For the last two nights we have been have been in Verona, Italy, not New Jersey, a medium-sized city about an hour from Venice that is rich, storied and wonderful.
We centered our trip, really, around Verona, for here, for 100 years, they have a summer festival of Opera, held in a first Century Roman arena, the third largest surviving Roman arena after the Collosseum and El Djem, in Tunisia.
Saturday night, we saw "Turandot," by Puccini which, to my mind, is highlighted by perhaps the greatest aria ever sung, Nessun Dorma. It was also directed by Zefferelli, which didn't hurt. Last night we saw an over-blown production of "Aida," a modern version with storm-troopers, prisoners of war, mechanical camels, elephants and horses, and weird soldiers on segways.
Sitting on a balmy evening under the stars and hearing Opera in a Roman arena, well, it beats seeing Meat Loaf in the Meadowlands.
It's also interesting to hear and see the panoply of people and languages that fill the arena--each night the place had about 10,000 in attendance.

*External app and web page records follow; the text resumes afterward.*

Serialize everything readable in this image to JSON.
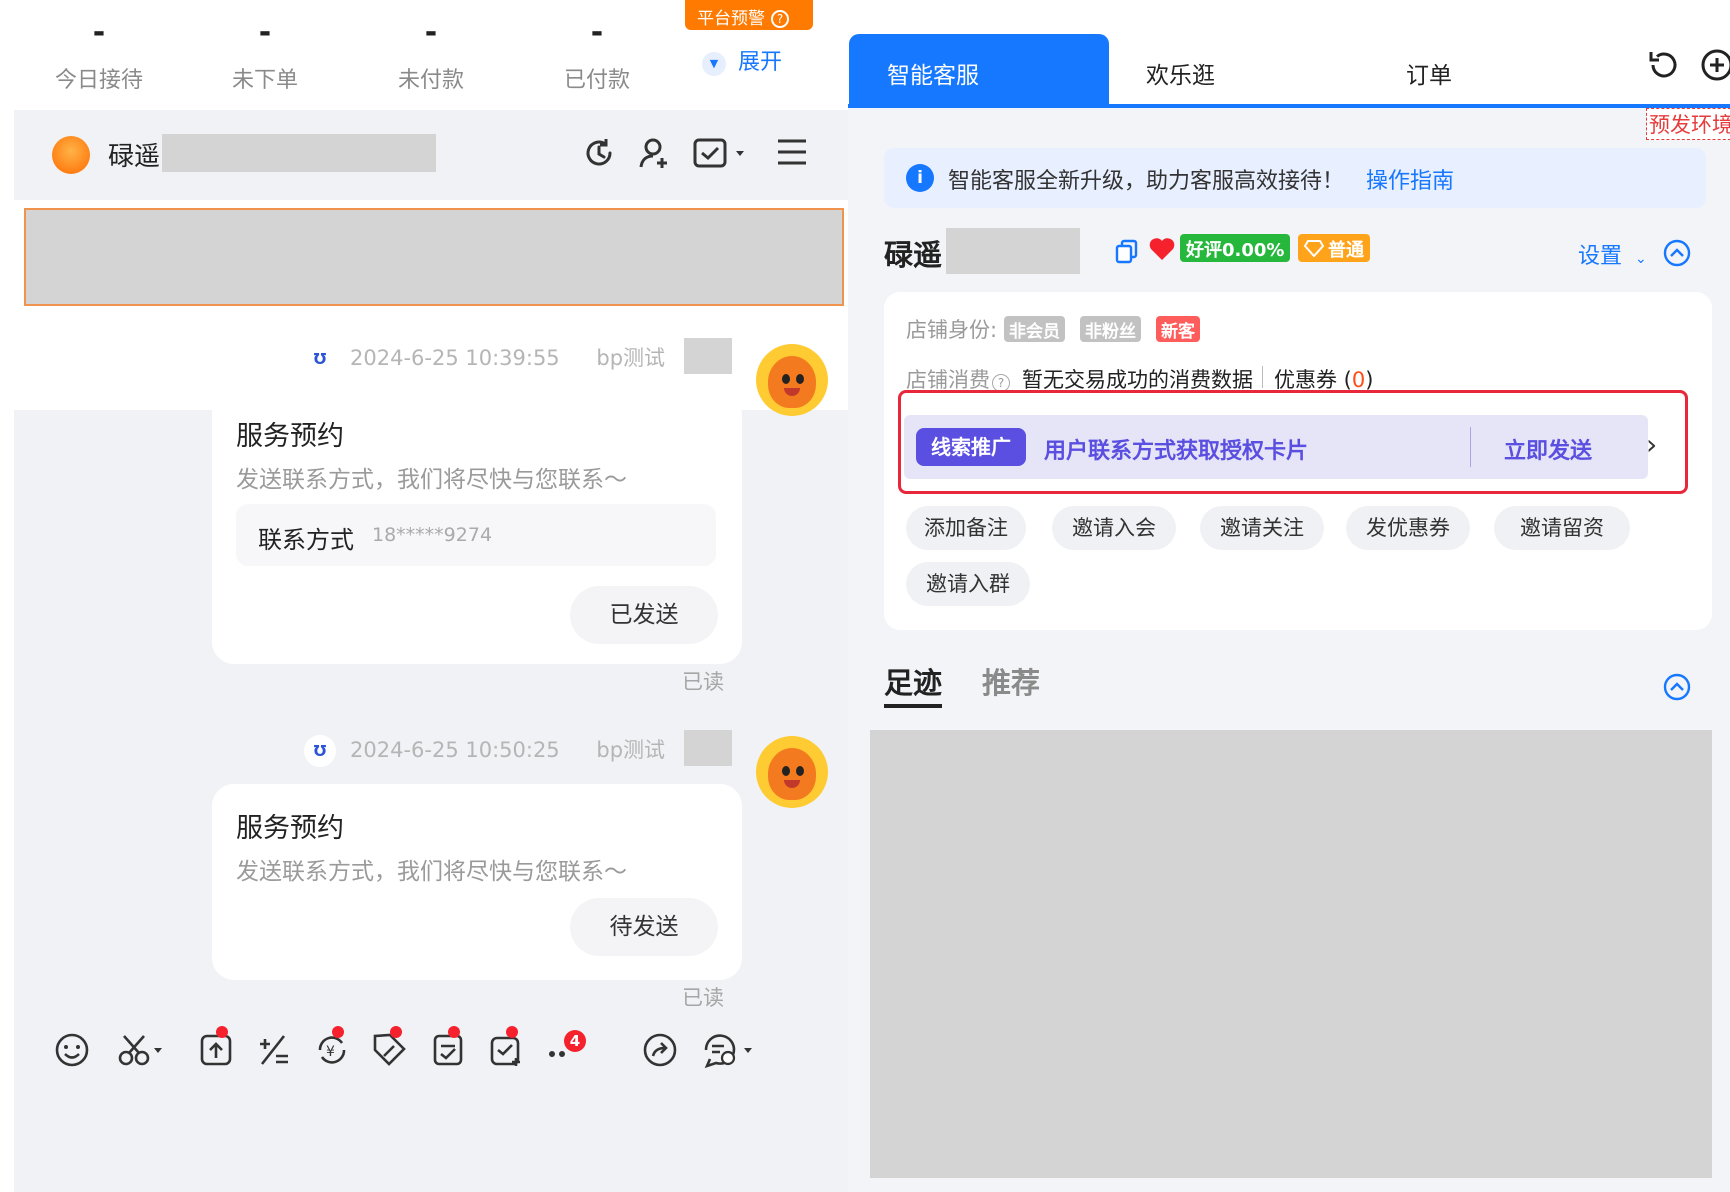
{
  "stats": [
    {
      "value": "-",
      "label": "今日接待"
    },
    {
      "value": "-",
      "label": "未下单"
    },
    {
      "value": "-",
      "label": "未付款"
    },
    {
      "value": "-",
      "label": "已付款"
    }
  ],
  "alert_badge": "平台预警",
  "alert_help": "?",
  "expand_label": "展开",
  "chat": {
    "user_name": "碌遥",
    "messages": [
      {
        "time": "2024-6-25 10:39:55",
        "sender": "bp测试",
        "title": "服务预约",
        "subtitle": "发送联系方式，我们将尽快与您联系～",
        "contact_label": "联系方式",
        "contact_value": "18*****9274",
        "button": "已发送",
        "read": "已读"
      },
      {
        "time": "2024-6-25 10:50:25",
        "sender": "bp测试",
        "title": "服务预约",
        "subtitle": "发送联系方式，我们将尽快与您联系～",
        "button": "待发送",
        "read": "已读"
      }
    ],
    "more_badge": "4"
  },
  "right": {
    "tabs": [
      "智能客服",
      "欢乐逛",
      "订单"
    ],
    "env_tag": "预发环境",
    "notice": {
      "text": "智能客服全新升级，助力客服高效接待！",
      "link": "操作指南"
    },
    "customer": {
      "name": "碌遥",
      "rating": "好评0.00%",
      "level": "普通",
      "settings": "设置"
    },
    "shop_identity_label": "店铺身份:",
    "identity_tags": [
      "非会员",
      "非粉丝",
      "新客"
    ],
    "consumption_label": "店铺消费",
    "consumption_text": "暂无交易成功的消费数据",
    "coupon_label": "优惠券 (",
    "coupon_count": "0",
    "coupon_close": ")",
    "lead": {
      "tag": "线索推广",
      "text": "用户联系方式获取授权卡片",
      "action": "立即发送"
    },
    "actions": [
      "添加备注",
      "邀请入会",
      "邀请关注",
      "发优惠券",
      "邀请留资",
      "邀请入群"
    ],
    "bottom_tabs": [
      "足迹",
      "推荐"
    ]
  },
  "colors": {
    "accent": "#1677ff",
    "lead": "#5a4fe0",
    "alert": "#ff7a00",
    "highlight_border": "#e8283a"
  }
}
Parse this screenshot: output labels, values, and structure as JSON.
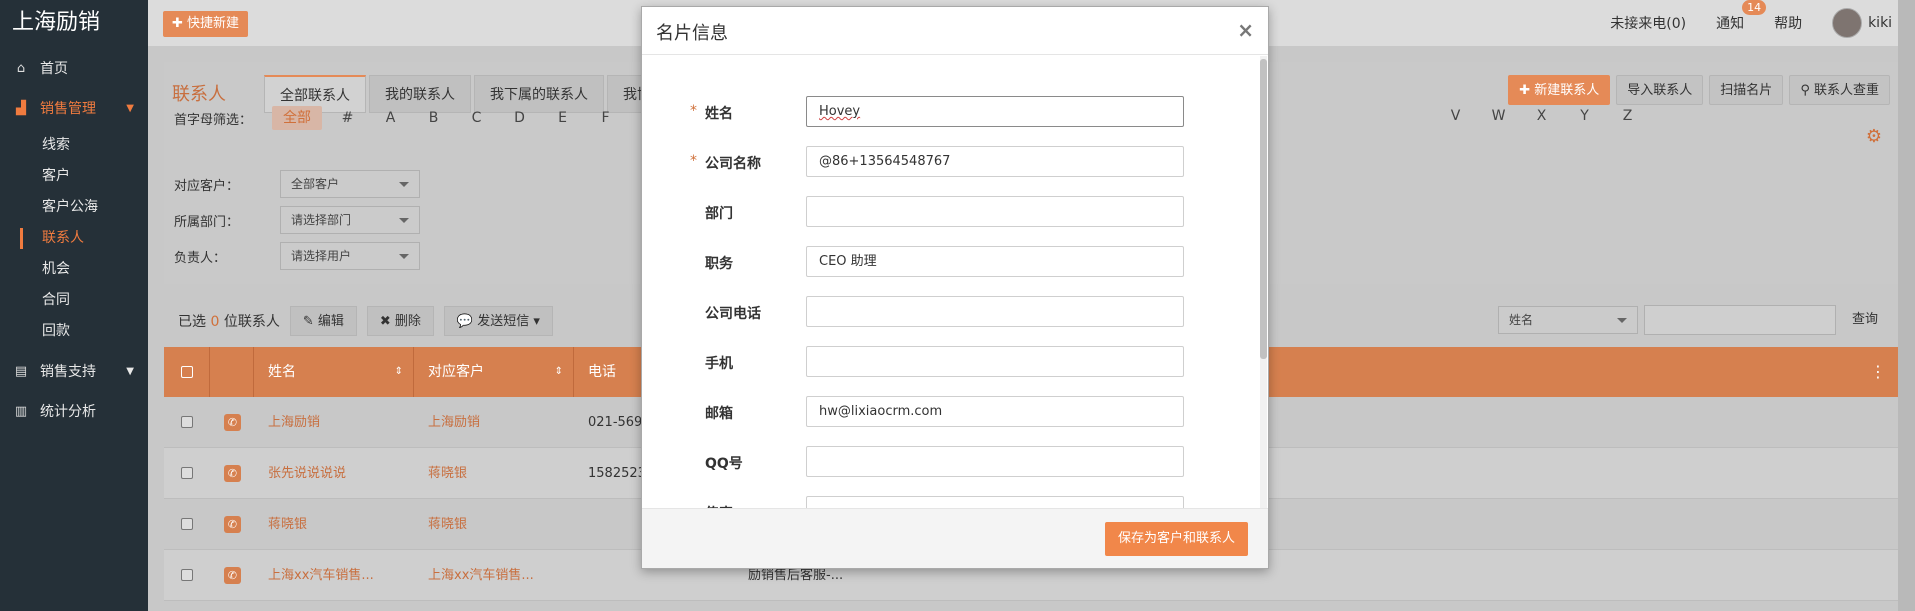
{
  "sidebar": {
    "brand": "上海励销",
    "items": [
      {
        "label": "首页",
        "icon": "home-icon"
      },
      {
        "label": "销售管理",
        "icon": "chart-area-icon",
        "active": true
      },
      {
        "label": "销售支持",
        "icon": "file-icon"
      },
      {
        "label": "统计分析",
        "icon": "bar-chart-icon"
      }
    ],
    "sub_items": [
      "线索",
      "客户",
      "客户公海",
      "联系人",
      "机会",
      "合同",
      "回款"
    ]
  },
  "topbar": {
    "quick_new": "快捷新建",
    "missed_calls": "未接来电(0)",
    "notify": "通知",
    "notify_count": "14",
    "help": "帮助",
    "user": "kiki"
  },
  "page": {
    "title": "联系人",
    "tabs": [
      "全部联系人",
      "我的联系人",
      "我下属的联系人",
      "我协"
    ],
    "actions": {
      "new_contact": "新建联系人",
      "import": "导入联系人",
      "scan_card": "扫描名片",
      "dedupe": "联系人查重"
    },
    "filters": {
      "letter_label": "首字母筛选：",
      "letters_left": [
        "全部",
        "#",
        "A",
        "B",
        "C",
        "D",
        "E",
        "F"
      ],
      "letters_right": [
        "V",
        "W",
        "X",
        "Y",
        "Z"
      ],
      "customer_label": "对应客户：",
      "customer_value": "全部客户",
      "dept_label": "所属部门：",
      "dept_value": "请选择部门",
      "owner_label": "负责人：",
      "owner_value": "请选择用户"
    }
  },
  "list": {
    "selected_prefix": "已选",
    "selected_count": "0",
    "selected_suffix": "位联系人",
    "edit": "编辑",
    "delete": "删除",
    "sms": "发送短信",
    "search_field": "姓名",
    "search_btn": "查询",
    "columns": [
      "姓名",
      "对应客户",
      "电话"
    ],
    "rows": [
      {
        "name": "上海励销",
        "customer": "上海励销",
        "phone": "021-569",
        "extra": ""
      },
      {
        "name": "张先说说说说",
        "customer": "蒋晓银",
        "phone": "1582523",
        "extra": ""
      },
      {
        "name": "蒋晓银",
        "customer": "蒋晓银",
        "phone": "",
        "extra": ""
      },
      {
        "name": "上海xx汽车销售...",
        "customer": "上海xx汽车销售...",
        "phone": "",
        "extra": "励销售后客服-..."
      }
    ]
  },
  "modal": {
    "title": "名片信息",
    "close": "×",
    "fields": [
      {
        "label": "姓名",
        "value": "Hovey",
        "required": true
      },
      {
        "label": "公司名称",
        "value": "@86+13564548767",
        "required": true
      },
      {
        "label": "部门",
        "value": "",
        "required": false
      },
      {
        "label": "职务",
        "value": "CEO 助理",
        "required": false
      },
      {
        "label": "公司电话",
        "value": "",
        "required": false
      },
      {
        "label": "手机",
        "value": "",
        "required": false
      },
      {
        "label": "邮箱",
        "value": "hw@lixiaocrm.com",
        "required": false
      },
      {
        "label": "QQ号",
        "value": "",
        "required": false
      },
      {
        "label": "传真",
        "value": "",
        "required": false
      }
    ],
    "save": "保存为客户和联系人"
  },
  "colors": {
    "accent": "#f1874a",
    "sidebar_bg": "#253038",
    "table_head": "#d6804f"
  }
}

There are no planes that fly overhead to mar the sanctity of the performance. And Italians are reverent toward their Opera. Even the roar of motorcyclists disappeared once the music started.
When the music was up and the whole magillah was on, the stars came out, tiny and unassertive against a velvet sky. That was, nearly, perfection. The apogee of art, of engineering and of nature.
Not bad for a kid from Yonkers.